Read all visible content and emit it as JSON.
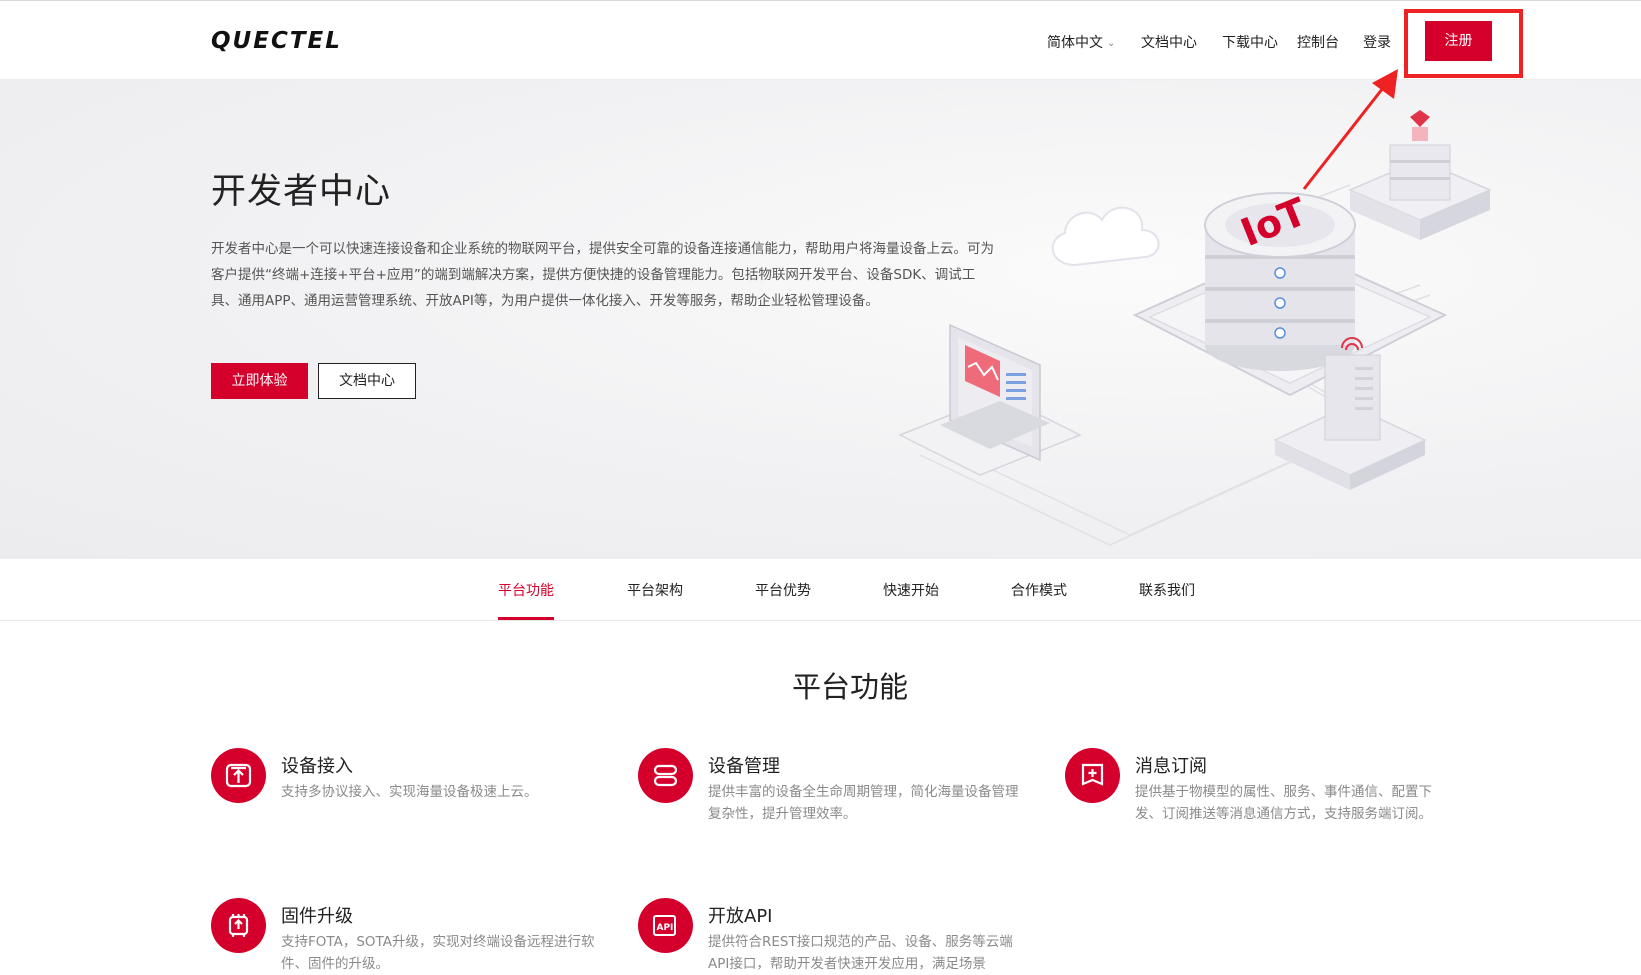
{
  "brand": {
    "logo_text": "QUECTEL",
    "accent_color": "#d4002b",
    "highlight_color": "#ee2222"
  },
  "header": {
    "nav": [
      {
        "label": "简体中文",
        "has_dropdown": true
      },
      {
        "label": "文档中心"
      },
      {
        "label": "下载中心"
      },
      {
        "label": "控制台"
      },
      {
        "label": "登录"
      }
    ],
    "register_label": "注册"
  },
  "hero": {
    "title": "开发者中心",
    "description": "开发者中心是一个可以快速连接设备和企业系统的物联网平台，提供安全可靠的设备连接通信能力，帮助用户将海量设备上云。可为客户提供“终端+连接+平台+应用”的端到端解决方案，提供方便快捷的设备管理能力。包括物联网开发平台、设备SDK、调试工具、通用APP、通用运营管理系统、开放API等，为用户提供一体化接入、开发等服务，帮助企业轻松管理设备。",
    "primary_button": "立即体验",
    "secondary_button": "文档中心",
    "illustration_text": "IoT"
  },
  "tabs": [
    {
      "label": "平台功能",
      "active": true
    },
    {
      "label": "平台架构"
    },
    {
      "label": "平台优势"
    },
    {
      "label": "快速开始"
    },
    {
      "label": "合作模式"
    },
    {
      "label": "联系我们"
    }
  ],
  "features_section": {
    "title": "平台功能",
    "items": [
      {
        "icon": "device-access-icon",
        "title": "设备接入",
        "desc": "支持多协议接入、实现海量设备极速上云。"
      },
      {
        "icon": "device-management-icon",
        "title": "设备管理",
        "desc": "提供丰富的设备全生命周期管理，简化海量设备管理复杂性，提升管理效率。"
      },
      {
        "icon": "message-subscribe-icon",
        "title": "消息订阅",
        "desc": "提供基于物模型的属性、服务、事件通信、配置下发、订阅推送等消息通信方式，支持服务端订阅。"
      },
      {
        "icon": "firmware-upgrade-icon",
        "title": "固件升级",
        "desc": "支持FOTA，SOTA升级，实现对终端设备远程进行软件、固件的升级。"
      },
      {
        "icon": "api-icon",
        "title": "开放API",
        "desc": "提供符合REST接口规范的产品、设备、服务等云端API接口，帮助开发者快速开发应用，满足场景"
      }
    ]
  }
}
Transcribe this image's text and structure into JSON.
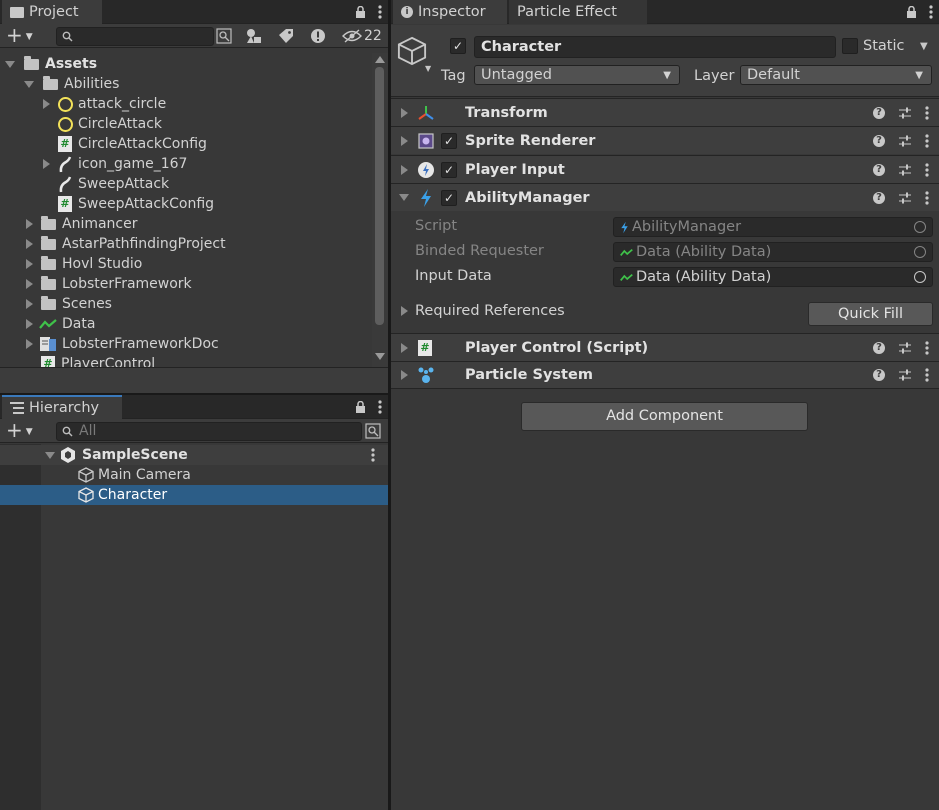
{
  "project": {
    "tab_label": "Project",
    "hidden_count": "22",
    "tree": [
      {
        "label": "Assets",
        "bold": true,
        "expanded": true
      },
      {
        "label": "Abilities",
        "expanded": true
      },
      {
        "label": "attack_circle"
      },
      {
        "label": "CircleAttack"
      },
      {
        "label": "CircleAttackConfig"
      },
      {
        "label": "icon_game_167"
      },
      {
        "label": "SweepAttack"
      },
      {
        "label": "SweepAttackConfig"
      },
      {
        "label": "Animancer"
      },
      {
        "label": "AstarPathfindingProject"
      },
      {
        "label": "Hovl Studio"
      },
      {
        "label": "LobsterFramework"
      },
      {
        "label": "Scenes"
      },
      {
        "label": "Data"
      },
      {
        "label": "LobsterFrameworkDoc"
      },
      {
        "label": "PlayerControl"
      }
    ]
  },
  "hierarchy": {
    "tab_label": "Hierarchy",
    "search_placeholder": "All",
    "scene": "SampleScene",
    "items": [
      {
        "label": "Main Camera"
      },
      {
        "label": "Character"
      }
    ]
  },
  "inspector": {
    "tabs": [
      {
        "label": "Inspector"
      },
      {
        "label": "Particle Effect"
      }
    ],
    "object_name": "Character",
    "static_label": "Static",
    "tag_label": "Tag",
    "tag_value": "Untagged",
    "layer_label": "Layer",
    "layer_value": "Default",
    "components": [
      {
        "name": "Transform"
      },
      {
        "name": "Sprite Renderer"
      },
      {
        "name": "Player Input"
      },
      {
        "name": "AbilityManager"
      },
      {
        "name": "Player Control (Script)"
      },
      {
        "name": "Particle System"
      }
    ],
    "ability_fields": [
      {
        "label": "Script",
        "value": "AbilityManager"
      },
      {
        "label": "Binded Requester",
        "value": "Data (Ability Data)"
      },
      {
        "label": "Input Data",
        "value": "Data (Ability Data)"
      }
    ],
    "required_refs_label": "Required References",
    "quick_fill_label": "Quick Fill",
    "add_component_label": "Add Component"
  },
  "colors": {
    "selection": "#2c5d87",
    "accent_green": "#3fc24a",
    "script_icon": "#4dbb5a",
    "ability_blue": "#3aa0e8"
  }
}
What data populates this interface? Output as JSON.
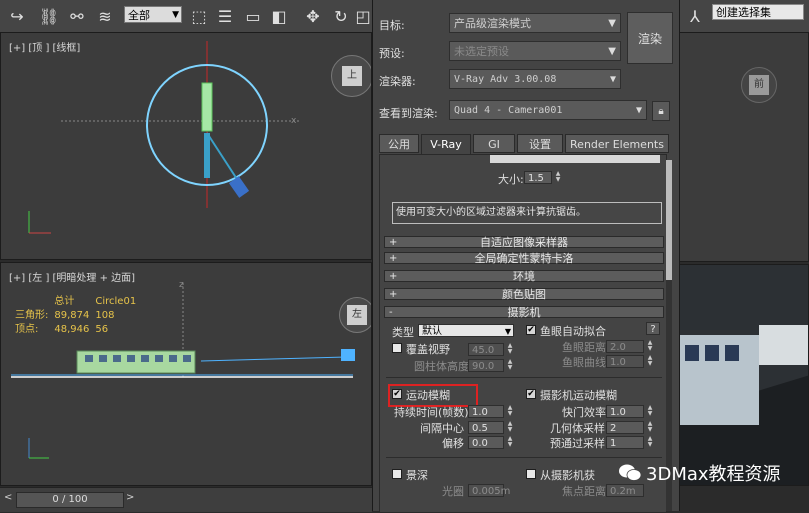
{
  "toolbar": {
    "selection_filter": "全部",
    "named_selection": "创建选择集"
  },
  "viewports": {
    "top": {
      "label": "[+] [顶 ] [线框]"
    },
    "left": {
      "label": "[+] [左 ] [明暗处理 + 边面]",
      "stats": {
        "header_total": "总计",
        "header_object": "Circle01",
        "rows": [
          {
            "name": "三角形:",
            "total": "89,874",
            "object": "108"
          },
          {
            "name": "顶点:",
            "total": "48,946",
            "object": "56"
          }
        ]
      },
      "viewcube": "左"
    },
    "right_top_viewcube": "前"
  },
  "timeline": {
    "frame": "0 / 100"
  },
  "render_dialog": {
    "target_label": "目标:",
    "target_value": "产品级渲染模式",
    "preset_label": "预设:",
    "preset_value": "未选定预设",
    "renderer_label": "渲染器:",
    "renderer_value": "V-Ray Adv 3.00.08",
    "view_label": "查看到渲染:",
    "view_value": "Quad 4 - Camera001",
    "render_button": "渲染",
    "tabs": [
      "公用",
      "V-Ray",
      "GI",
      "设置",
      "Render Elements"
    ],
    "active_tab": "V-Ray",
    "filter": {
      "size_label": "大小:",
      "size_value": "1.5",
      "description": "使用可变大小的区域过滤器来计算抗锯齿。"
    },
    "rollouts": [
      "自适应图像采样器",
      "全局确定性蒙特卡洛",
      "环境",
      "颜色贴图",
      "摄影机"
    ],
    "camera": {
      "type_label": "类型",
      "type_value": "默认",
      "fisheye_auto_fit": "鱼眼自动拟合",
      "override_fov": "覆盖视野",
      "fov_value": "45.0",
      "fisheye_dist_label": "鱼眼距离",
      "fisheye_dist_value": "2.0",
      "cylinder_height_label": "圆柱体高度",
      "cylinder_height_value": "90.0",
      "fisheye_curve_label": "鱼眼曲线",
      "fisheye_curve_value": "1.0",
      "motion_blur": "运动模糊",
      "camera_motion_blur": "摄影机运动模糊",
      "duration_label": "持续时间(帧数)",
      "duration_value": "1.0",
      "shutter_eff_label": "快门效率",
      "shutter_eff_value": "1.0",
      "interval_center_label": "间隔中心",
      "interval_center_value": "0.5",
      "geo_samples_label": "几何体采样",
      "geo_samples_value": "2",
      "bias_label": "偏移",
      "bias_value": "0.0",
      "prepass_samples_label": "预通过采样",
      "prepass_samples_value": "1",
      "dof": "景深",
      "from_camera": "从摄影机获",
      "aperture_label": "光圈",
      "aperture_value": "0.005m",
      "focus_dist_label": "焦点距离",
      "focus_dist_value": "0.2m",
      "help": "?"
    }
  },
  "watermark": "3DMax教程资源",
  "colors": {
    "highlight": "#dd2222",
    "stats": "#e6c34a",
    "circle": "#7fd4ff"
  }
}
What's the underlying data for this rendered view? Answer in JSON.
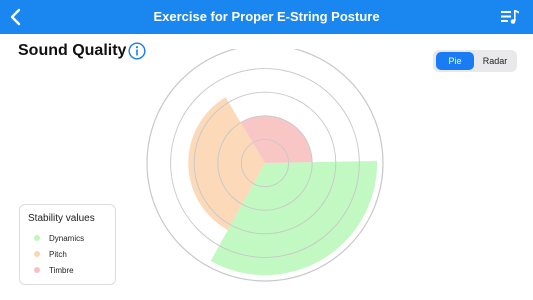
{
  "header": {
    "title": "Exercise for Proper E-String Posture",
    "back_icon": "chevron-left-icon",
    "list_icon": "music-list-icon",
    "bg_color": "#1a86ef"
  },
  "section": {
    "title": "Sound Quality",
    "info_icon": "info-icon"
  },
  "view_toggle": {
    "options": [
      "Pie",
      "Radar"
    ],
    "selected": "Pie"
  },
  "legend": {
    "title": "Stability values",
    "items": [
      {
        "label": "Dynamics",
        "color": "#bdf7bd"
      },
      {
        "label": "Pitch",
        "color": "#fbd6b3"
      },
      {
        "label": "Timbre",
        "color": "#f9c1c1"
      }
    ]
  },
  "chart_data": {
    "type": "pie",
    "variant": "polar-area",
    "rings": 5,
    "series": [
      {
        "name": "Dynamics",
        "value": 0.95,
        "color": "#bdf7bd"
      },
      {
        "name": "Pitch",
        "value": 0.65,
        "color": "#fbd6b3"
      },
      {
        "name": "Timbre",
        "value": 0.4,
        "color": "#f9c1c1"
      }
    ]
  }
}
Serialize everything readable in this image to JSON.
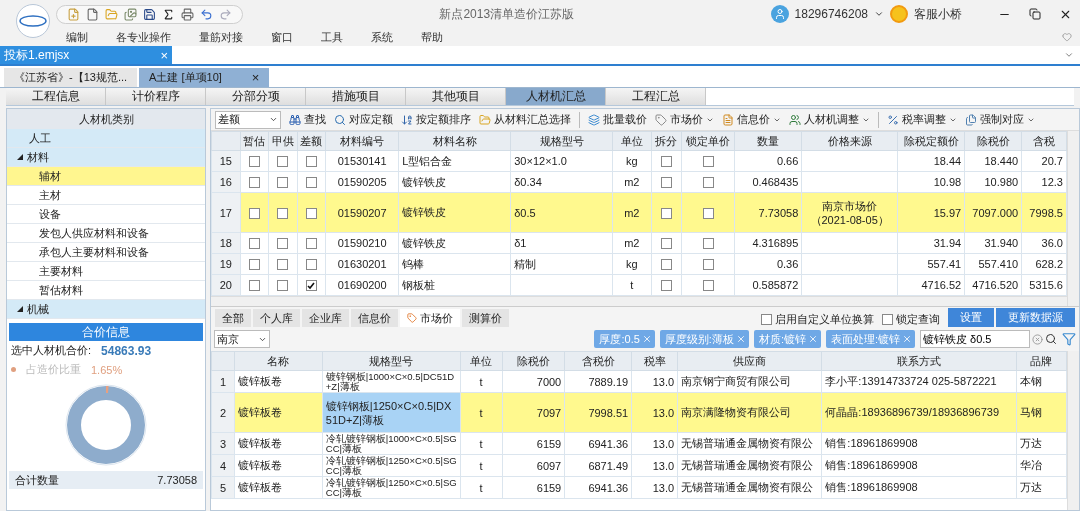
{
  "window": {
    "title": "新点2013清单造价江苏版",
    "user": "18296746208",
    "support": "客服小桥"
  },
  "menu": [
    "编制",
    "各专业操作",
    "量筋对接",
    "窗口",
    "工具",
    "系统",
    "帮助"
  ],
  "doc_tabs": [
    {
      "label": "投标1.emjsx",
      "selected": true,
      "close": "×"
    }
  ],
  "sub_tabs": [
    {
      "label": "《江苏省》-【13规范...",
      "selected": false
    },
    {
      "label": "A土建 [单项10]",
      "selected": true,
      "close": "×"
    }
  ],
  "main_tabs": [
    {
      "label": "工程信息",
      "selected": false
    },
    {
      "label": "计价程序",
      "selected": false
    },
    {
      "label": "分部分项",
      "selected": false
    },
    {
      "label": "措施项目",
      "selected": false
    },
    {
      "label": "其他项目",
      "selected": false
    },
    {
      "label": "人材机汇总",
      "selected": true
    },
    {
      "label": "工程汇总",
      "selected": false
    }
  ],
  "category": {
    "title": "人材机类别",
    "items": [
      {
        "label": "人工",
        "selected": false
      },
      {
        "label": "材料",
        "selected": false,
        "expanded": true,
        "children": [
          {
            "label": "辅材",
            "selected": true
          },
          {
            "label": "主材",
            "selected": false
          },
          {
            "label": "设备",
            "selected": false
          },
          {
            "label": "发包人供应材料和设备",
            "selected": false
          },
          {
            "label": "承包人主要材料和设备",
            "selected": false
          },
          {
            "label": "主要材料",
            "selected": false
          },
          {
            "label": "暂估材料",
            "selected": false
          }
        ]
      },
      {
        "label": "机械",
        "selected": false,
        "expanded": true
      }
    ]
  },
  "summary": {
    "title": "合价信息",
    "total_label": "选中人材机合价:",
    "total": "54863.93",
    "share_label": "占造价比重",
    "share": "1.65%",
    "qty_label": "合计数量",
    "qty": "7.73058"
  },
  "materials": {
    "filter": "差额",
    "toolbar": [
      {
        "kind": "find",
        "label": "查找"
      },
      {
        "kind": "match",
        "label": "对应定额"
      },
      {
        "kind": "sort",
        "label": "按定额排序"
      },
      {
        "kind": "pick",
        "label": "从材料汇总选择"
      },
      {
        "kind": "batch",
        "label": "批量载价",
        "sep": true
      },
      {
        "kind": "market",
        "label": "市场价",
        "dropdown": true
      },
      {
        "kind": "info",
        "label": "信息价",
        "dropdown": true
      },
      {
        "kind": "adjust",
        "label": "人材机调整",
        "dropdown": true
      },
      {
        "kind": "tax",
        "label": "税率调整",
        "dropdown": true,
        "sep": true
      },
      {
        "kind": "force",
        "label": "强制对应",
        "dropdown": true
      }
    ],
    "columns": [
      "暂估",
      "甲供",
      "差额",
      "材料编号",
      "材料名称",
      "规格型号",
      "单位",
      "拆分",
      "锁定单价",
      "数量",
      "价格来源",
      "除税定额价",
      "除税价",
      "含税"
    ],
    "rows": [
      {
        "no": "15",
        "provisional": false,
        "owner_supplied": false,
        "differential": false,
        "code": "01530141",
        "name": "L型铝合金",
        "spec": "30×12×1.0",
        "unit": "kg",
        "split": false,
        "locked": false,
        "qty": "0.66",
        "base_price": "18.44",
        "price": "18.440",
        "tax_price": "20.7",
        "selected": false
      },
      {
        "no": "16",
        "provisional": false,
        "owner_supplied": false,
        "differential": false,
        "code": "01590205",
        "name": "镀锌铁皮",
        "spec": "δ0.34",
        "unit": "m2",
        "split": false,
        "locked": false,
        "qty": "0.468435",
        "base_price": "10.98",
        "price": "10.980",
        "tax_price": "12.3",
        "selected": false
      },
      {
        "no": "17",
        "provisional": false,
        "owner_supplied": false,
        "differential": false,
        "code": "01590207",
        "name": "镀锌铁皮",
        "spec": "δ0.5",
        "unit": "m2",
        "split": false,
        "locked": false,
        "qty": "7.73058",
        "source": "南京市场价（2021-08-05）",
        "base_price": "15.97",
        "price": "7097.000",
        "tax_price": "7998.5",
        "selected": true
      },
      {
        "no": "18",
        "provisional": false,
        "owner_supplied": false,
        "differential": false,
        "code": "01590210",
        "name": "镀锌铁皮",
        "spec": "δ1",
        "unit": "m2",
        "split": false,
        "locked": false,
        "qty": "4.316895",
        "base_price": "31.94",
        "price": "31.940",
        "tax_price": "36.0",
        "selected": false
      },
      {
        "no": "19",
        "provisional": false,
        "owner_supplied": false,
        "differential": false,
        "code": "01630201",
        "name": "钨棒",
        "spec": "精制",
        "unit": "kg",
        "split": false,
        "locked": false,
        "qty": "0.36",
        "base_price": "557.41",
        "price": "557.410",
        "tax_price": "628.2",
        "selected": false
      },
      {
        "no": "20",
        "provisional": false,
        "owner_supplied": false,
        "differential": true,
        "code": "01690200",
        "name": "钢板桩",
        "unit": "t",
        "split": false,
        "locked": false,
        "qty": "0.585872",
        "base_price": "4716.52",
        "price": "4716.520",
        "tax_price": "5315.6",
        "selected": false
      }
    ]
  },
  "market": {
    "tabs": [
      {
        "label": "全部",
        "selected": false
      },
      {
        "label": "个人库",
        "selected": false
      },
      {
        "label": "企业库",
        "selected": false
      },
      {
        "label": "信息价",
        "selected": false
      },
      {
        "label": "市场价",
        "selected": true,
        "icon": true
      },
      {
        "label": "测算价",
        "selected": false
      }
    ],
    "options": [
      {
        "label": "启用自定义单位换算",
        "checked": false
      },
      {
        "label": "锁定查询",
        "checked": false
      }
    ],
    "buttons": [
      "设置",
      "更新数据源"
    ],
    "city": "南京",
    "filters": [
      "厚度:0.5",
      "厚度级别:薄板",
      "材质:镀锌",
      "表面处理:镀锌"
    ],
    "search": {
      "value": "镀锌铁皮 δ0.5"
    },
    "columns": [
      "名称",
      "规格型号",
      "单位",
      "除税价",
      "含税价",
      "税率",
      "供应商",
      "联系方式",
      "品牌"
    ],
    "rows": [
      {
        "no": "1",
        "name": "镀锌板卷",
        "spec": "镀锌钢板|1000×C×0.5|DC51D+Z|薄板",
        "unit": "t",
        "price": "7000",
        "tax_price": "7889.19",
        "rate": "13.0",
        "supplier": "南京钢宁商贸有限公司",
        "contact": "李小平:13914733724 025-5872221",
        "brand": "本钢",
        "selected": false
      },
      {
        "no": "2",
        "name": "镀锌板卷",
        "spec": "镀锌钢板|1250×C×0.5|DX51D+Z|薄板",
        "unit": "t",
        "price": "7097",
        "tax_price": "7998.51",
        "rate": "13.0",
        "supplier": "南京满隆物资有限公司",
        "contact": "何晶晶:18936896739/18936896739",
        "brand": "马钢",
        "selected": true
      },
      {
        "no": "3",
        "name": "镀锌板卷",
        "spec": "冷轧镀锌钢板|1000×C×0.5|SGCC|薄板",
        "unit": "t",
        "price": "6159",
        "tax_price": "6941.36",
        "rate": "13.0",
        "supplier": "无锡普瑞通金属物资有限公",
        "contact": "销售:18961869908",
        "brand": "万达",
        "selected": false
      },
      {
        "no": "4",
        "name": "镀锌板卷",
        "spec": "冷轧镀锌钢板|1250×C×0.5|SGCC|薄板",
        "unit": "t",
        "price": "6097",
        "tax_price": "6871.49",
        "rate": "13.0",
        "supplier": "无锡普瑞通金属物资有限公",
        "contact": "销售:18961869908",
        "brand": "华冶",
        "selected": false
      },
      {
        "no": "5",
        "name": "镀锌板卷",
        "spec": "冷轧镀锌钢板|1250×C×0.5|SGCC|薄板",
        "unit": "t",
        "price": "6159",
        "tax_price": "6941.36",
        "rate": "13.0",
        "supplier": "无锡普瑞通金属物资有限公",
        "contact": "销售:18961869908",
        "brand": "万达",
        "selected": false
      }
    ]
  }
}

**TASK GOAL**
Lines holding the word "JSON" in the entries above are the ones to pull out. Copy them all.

**RESPONSE TO THIS TASK**
Read all visible content and emit it as JSON.
Transcribe this image's text and structure into JSON.
What data populates this interface? Output as JSON.
What's the underlying data for this rendered view? Answer in JSON.
Serialize everything readable in this image to JSON.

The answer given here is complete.